You can visit a lawyer and get a free consultation to learn more. It's not that tough to file yourself. It's just a matter of getting the forms from a legal stationery store, and showing up when your hearing comes up.
The down side to this is your credit will be shot for 7 years (that's how long bankruptcy remains on your credit report). Of course, your credit is probably not in that great of shape now if you're not making payments. If you're able to make a profit if this problem were to go away, I'd definitely go the home equity loan route.
Read a few Dave Ramsey books. Cut any expenses you have. Keep the rent, lights and suppliers paid. From today forward, pay them before the truck hits the door to unload. Call the people you owe money to and explain the situation. Tell them you will pay them as you can.
Each month, pay the basic bills you need to pay to keep in business. Pay yourself the minimum you need to keep your personal affairs in order. No vacations. No new truck. All money that can stay in the business needs to stay in the business.

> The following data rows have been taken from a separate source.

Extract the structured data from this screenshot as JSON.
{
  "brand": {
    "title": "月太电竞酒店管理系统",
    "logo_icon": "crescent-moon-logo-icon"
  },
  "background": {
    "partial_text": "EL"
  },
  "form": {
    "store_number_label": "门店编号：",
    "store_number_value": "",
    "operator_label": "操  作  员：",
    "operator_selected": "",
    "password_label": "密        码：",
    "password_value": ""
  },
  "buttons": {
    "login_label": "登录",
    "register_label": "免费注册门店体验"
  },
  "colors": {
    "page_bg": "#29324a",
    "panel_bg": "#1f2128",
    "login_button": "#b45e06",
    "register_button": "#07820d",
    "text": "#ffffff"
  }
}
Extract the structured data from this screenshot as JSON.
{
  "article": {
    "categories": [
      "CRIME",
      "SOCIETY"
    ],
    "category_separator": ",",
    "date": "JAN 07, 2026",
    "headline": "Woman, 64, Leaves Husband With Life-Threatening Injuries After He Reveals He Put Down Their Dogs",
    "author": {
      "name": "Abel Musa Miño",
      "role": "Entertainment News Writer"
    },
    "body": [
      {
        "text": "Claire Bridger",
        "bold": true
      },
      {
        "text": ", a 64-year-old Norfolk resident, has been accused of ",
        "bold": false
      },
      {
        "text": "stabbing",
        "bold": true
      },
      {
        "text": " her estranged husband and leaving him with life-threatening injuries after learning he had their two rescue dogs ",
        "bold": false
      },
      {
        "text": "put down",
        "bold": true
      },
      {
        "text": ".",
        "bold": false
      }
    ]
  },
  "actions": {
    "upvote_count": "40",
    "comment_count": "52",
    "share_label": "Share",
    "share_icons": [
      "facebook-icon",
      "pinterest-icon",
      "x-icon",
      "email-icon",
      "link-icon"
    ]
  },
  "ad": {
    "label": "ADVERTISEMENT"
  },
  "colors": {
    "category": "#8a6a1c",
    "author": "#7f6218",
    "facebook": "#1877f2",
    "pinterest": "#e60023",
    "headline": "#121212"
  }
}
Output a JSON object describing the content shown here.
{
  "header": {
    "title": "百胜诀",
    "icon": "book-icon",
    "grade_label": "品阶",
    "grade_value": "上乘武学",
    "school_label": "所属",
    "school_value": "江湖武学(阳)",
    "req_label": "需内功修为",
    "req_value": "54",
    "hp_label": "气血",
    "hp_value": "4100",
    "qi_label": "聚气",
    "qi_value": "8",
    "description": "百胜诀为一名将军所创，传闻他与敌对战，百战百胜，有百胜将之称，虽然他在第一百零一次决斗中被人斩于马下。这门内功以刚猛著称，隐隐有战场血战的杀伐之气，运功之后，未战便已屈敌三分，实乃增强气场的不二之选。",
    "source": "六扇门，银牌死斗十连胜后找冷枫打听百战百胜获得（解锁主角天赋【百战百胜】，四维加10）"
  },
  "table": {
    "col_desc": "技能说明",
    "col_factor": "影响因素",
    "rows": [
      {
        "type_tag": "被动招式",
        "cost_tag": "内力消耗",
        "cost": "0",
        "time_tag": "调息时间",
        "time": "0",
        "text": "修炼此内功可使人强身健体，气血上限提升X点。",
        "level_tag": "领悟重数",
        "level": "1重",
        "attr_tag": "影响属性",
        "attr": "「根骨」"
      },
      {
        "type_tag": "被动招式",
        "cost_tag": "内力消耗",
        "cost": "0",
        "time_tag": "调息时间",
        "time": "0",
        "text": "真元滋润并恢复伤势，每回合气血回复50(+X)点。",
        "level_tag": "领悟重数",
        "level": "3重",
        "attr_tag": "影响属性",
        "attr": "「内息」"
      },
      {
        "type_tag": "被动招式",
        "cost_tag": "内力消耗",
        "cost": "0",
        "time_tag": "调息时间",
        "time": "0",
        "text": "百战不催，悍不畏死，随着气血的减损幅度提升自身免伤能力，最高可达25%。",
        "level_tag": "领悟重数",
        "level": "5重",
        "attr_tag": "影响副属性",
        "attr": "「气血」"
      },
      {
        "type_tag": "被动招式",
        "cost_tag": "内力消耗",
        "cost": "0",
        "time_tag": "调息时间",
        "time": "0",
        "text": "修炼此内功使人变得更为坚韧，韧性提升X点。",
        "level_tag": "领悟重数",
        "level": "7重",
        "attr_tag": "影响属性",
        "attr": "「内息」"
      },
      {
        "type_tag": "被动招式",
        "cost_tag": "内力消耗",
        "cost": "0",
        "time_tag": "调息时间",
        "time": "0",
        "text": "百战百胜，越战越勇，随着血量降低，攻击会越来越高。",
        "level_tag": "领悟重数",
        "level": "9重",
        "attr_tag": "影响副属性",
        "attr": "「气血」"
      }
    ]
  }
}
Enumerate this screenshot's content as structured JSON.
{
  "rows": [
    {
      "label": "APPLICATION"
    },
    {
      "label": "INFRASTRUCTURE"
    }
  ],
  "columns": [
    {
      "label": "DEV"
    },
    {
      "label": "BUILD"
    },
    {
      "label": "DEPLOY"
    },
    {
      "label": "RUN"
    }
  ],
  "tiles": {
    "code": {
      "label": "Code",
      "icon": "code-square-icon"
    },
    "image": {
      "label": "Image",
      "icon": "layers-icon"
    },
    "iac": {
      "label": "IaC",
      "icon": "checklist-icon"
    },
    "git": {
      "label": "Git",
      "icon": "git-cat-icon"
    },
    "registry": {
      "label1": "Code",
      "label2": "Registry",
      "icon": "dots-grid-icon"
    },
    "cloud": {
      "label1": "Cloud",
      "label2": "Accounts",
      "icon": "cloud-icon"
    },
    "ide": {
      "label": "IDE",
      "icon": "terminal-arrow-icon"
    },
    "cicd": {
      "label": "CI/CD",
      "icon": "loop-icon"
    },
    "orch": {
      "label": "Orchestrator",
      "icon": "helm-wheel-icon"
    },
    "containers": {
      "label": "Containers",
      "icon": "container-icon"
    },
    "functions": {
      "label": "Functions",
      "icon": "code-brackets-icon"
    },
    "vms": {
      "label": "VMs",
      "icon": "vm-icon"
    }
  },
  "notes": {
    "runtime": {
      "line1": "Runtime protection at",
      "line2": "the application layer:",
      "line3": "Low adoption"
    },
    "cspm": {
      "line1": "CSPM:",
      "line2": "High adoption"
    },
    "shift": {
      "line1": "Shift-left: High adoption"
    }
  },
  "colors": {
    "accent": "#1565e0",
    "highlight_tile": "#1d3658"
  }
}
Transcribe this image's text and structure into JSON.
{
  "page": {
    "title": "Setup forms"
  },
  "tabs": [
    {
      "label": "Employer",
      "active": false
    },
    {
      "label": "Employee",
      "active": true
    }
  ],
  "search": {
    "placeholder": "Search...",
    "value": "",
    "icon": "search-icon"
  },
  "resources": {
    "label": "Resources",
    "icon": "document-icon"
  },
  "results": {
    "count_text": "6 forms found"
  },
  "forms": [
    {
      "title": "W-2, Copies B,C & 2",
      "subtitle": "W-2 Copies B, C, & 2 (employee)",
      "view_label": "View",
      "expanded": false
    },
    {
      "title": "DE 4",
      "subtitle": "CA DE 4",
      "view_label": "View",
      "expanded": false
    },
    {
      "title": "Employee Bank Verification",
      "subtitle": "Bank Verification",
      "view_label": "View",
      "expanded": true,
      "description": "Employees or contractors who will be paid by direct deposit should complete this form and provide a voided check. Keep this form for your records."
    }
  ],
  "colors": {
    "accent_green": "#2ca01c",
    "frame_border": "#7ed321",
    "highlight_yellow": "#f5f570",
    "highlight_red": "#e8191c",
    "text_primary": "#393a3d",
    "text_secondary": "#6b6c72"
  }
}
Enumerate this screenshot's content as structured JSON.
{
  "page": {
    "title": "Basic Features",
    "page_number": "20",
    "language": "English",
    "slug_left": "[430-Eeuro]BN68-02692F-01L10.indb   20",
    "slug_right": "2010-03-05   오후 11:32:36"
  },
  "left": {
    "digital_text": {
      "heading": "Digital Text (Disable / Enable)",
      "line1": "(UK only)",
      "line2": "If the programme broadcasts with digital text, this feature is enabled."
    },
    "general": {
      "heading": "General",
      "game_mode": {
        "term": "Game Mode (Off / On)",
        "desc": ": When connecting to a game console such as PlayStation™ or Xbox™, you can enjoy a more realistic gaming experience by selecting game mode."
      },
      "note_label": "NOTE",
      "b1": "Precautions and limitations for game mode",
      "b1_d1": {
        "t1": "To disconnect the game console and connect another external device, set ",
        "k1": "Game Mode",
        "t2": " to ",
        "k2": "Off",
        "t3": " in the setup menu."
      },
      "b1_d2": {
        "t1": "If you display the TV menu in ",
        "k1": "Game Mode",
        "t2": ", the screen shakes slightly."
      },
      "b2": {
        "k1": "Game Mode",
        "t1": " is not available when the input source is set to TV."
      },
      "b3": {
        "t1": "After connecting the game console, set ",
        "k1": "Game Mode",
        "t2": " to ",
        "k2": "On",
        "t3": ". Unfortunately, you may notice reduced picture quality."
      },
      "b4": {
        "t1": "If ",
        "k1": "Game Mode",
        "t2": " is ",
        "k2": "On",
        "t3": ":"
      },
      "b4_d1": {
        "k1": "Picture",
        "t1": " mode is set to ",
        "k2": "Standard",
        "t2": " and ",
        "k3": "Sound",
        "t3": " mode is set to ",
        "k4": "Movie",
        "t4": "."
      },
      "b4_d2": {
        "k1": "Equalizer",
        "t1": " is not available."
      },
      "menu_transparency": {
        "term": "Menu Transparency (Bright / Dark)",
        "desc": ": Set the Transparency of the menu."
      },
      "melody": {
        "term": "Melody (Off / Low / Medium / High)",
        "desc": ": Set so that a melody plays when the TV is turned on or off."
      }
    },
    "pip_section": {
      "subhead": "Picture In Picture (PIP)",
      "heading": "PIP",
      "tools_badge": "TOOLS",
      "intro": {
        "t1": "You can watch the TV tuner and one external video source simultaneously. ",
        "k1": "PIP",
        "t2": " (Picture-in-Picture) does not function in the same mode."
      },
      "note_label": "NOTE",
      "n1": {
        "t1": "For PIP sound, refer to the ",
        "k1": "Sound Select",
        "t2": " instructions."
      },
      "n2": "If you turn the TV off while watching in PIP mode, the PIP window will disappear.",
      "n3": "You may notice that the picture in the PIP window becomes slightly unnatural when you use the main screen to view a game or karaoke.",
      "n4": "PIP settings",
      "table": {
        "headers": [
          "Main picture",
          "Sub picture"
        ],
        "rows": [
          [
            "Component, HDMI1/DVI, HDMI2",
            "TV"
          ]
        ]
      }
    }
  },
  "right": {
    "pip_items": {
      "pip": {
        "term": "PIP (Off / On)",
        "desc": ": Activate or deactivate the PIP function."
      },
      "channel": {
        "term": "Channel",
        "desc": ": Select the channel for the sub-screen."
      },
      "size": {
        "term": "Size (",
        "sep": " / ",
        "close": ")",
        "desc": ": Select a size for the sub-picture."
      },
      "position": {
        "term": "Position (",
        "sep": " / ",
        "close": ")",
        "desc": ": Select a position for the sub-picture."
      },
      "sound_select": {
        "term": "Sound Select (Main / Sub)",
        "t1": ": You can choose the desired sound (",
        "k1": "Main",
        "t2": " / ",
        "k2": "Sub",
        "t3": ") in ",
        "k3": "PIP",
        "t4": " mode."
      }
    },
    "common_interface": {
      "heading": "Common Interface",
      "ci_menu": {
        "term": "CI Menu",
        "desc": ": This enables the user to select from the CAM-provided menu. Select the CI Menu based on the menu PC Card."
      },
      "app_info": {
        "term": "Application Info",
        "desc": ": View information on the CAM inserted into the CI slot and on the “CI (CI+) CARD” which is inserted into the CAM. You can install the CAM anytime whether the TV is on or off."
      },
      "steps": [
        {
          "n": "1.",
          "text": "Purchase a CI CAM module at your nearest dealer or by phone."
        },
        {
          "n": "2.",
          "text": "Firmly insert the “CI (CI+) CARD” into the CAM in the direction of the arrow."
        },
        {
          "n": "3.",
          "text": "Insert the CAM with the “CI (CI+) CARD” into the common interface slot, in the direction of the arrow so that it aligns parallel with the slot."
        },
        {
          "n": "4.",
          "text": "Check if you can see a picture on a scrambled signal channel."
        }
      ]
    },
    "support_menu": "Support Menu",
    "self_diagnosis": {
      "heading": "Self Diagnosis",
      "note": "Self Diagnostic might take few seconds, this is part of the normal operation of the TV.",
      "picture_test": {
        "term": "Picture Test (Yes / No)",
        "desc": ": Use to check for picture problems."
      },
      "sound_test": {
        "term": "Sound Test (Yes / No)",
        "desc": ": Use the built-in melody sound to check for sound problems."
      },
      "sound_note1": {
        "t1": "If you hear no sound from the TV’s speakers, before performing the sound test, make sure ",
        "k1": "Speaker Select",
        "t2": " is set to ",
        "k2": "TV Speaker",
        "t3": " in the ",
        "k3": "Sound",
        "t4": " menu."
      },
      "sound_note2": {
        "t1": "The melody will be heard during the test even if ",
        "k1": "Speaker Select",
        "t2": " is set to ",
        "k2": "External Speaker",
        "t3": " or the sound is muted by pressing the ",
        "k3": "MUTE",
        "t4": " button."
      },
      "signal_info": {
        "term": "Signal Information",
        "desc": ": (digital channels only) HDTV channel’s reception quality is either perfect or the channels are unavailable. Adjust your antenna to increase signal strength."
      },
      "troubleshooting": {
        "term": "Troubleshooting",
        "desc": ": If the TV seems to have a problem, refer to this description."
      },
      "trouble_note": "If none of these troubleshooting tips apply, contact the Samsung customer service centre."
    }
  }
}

Make a list of people you owe money to, smallest debt to largest debt. Pay the minimums on everything. Any extra money goes to the smallest debt. When you get that smallest debt paid off, go to the next smallest, pay all minimums, and any extra goes to that debt. Work your way out of debt.
It makes more money sense to pay off the highest interest first, but you really need to establish a feeling of success. That's why you pay the smallest debt. Success feels good and you now have one down. Now move on to the next smallest debt.
You have an opportunity to make money that most people don't have. You have a marketable skill. Look for labor only jobs. Get a book called "Guerilla Marketing" and read it. Go advertise in the ritzy communities to install trim on the weekends. Crown molding, chair rail, anything.
I made $500 one afternoon installing an attic floor above someone's garage because no one else would do it. I made $850 teaching a class this weekend in basic cabinetmaking. You can make money in ways you have not thought of. You could do these things. You can do lots of other things.
You need to pay as agreed. You can get out of debt. As long as you are making the minimum payments, the card companies can do nothing to you. But if you are currently behind with anyone, you need to call them and talk to them. Maybe you can talk them into giving you a lower interest rate. They want to be paid as much as you want to pay them. Most of them will work with you. But it's really up to you. This is a tough spot in your career. It will pass. The more uncomfortable you make it, the quicker you will get it over with. The quicker it gets over wit,h the quicker you get to start making money for yourself again. The more uncomfortable, the more you will take steps in the future to not get in this situation again.